WORK TO BE COMPLETED
Give back the entries below verbatim.

LISTED RECORDS

|---|

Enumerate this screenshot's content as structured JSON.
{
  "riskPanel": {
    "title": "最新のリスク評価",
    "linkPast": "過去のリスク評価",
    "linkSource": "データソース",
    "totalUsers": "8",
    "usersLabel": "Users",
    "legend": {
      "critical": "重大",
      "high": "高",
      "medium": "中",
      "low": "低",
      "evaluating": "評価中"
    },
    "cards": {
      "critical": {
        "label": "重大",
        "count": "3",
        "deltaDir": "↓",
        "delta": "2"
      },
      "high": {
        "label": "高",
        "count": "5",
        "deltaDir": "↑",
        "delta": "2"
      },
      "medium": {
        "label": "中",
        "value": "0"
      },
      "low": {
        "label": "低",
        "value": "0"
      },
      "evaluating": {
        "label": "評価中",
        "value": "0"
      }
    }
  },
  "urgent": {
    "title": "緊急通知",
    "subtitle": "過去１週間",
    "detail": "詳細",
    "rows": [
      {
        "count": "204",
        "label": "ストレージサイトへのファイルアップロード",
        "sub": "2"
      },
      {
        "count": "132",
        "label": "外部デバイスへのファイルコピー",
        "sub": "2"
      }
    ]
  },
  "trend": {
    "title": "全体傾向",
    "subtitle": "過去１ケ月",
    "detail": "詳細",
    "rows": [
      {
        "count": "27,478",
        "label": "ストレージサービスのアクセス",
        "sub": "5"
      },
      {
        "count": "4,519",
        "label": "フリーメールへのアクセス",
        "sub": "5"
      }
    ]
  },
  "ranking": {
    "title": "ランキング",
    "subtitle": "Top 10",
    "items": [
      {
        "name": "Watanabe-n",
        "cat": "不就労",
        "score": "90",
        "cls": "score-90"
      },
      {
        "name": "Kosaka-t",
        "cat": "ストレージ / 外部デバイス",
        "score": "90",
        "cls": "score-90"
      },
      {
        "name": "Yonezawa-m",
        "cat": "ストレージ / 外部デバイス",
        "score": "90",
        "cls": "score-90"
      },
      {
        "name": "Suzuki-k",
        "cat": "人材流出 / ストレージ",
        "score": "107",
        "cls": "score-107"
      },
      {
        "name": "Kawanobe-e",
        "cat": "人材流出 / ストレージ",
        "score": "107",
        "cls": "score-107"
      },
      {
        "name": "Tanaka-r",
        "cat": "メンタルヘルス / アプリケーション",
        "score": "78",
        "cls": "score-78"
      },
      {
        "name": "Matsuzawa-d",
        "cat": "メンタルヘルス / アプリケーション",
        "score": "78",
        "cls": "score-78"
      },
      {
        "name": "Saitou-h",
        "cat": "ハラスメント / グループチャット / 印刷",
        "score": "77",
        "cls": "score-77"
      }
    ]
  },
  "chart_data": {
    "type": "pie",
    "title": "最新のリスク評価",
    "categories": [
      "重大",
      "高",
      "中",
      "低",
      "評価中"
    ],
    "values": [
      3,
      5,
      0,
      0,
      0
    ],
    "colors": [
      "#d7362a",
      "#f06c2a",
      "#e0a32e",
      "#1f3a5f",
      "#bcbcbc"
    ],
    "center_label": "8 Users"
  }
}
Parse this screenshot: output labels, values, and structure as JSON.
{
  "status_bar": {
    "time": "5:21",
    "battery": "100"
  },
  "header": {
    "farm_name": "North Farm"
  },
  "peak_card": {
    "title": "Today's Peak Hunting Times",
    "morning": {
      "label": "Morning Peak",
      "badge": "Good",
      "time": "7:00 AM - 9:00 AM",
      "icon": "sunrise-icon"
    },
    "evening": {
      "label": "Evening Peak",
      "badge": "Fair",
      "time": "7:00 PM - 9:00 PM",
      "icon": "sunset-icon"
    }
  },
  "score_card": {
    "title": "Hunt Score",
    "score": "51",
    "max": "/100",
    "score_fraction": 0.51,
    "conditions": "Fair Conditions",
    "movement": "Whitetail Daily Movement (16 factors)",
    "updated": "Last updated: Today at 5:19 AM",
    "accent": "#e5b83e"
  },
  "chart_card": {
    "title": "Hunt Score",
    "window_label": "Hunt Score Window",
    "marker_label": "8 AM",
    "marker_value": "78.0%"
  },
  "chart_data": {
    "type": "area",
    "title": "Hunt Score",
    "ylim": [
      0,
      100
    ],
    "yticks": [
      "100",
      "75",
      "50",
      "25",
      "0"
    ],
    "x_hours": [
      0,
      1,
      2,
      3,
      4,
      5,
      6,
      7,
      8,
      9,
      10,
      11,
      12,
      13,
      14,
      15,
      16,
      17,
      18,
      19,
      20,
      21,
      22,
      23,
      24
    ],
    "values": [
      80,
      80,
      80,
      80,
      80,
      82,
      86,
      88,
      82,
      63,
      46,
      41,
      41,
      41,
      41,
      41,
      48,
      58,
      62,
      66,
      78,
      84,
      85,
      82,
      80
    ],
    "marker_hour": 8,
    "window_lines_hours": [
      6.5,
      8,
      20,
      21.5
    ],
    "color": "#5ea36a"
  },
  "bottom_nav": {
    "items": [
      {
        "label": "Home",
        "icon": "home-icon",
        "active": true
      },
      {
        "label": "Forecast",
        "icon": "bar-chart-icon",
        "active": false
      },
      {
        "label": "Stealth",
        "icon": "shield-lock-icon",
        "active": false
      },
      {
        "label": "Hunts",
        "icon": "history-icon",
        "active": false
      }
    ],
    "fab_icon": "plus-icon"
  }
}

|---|

YOUR SOLUTION
Enumerate this screenshot's content as structured JSON.
{
  "riskPanel": {
    "title": "最新のリスク評価",
    "linkPast": "過去のリスク評価",
    "linkSource": "データソース",
    "totalUsers": "8",
    "usersLabel": "Users",
    "legend": {
      "critical": "重大",
      "high": "高",
      "medium": "中",
      "low": "低",
      "evaluating": "評価中"
    },
    "cards": {
      "critical": {
        "label": "重大",
        "count": "3",
        "deltaDir": "↓",
        "delta": "2"
      },
      "high": {
        "label": "高",
        "count": "5",
        "deltaDir": "↑",
        "delta": "2"
      },
      "medium": {
        "label": "中",
        "value": "0"
      },
      "low": {
        "label": "低",
        "value": "0"
      },
      "evaluating": {
        "label": "評価中",
        "value": "0"
      }
    }
  },
  "urgent": {
    "title": "緊急通知",
    "subtitle": "過去１週間",
    "detail": "詳細",
    "rows": [
      {
        "count": "204",
        "label": "ストレージサイトへのファイルアップロード",
        "sub": "2"
      },
      {
        "count": "132",
        "label": "外部デバイスへのファイルコピー",
        "sub": "2"
      }
    ]
  },
  "trend": {
    "title": "全体傾向",
    "subtitle": "過去１ケ月",
    "detail": "詳細",
    "rows": [
      {
        "count": "27,478",
        "label": "ストレージサービスのアクセス",
        "sub": "5"
      },
      {
        "count": "4,519",
        "label": "フリーメールへのアクセス",
        "sub": "5"
      }
    ]
  },
  "ranking": {
    "title": "ランキング",
    "subtitle": "Top 10",
    "items": [
      {
        "name": "Watanabe-n",
        "cat": "不就労",
        "score": "90",
        "cls": "score-90"
      },
      {
        "name": "Kosaka-t",
        "cat": "ストレージ / 外部デバイス",
        "score": "90",
        "cls": "score-90"
      },
      {
        "name": "Yonezawa-m",
        "cat": "ストレージ / 外部デバイス",
        "score": "90",
        "cls": "score-90"
      },
      {
        "name": "Suzuki-k",
        "cat": "人材流出 / ストレージ",
        "score": "107",
        "cls": "score-107"
      },
      {
        "name": "Kawanobe-e",
        "cat": "人材流出 / ストレージ",
        "score": "107",
        "cls": "score-107"
      },
      {
        "name": "Tanaka-r",
        "cat": "メンタルヘルス / アプリケーション",
        "score": "78",
        "cls": "score-78"
      },
      {
        "name": "Matsuzawa-d",
        "cat": "メンタルヘルス / アプリケーション",
        "score": "78",
        "cls": "score-78"
      },
      {
        "name": "Saitou-h",
        "cat": "ハラスメント / グループチャット / 印刷",
        "score": "77",
        "cls": "score-77"
      }
    ]
  },
  "chart_data": {
    "type": "pie",
    "title": "最新のリスク評価",
    "categories": [
      "重大",
      "高",
      "中",
      "低",
      "評価中"
    ],
    "values": [
      3,
      5,
      0,
      0,
      0
    ],
    "colors": [
      "#d7362a",
      "#f06c2a",
      "#e0a32e",
      "#1f3a5f",
      "#bcbcbc"
    ],
    "center_label": "8 Users"
  }
}
Parse this screenshot: output labels, values, and structure as JSON.
{
  "status_bar": {
    "time": "5:21",
    "battery": "100"
  },
  "header": {
    "farm_name": "North Farm"
  },
  "peak_card": {
    "title": "Today's Peak Hunting Times",
    "morning": {
      "label": "Morning Peak",
      "badge": "Good",
      "time": "7:00 AM - 9:00 AM",
      "icon": "sunrise-icon"
    },
    "evening": {
      "label": "Evening Peak",
      "badge": "Fair",
      "time": "7:00 PM - 9:00 PM",
      "icon": "sunset-icon"
    }
  },
  "score_card": {
    "title": "Hunt Score",
    "score": "51",
    "max": "/100",
    "score_fraction": 0.51,
    "conditions": "Fair Conditions",
    "movement": "Whitetail Daily Movement (16 factors)",
    "updated": "Last updated: Today at 5:19 AM",
    "accent": "#e5b83e"
  },
  "chart_card": {
    "title": "Hunt Score",
    "window_label": "Hunt Score Window",
    "marker_label": "8 AM",
    "marker_value": "78.0%"
  },
  "chart_data": {
    "type": "area",
    "title": "Hunt Score",
    "ylim": [
      0,
      100
    ],
    "yticks": [
      "100",
      "75",
      "50",
      "25",
      "0"
    ],
    "x_hours": [
      0,
      1,
      2,
      3,
      4,
      5,
      6,
      7,
      8,
      9,
      10,
      11,
      12,
      13,
      14,
      15,
      16,
      17,
      18,
      19,
      20,
      21,
      22,
      23,
      24
    ],
    "values": [
      80,
      80,
      80,
      80,
      80,
      82,
      86,
      88,
      82,
      63,
      46,
      41,
      41,
      41,
      41,
      41,
      48,
      58,
      62,
      66,
      78,
      84,
      85,
      82,
      80
    ],
    "marker_hour": 8,
    "window_lines_hours": [
      6.5,
      8,
      20,
      21.5
    ],
    "color": "#5ea36a"
  },
  "bottom_nav": {
    "items": [
      {
        "label": "Home",
        "icon": "home-icon",
        "active": true
      },
      {
        "label": "Forecast",
        "icon": "bar-chart-icon",
        "active": false
      },
      {
        "label": "Stealth",
        "icon": "shield-lock-icon",
        "active": false
      },
      {
        "label": "Hunts",
        "icon": "history-icon",
        "active": false
      }
    ],
    "fab_icon": "plus-icon"
  }
}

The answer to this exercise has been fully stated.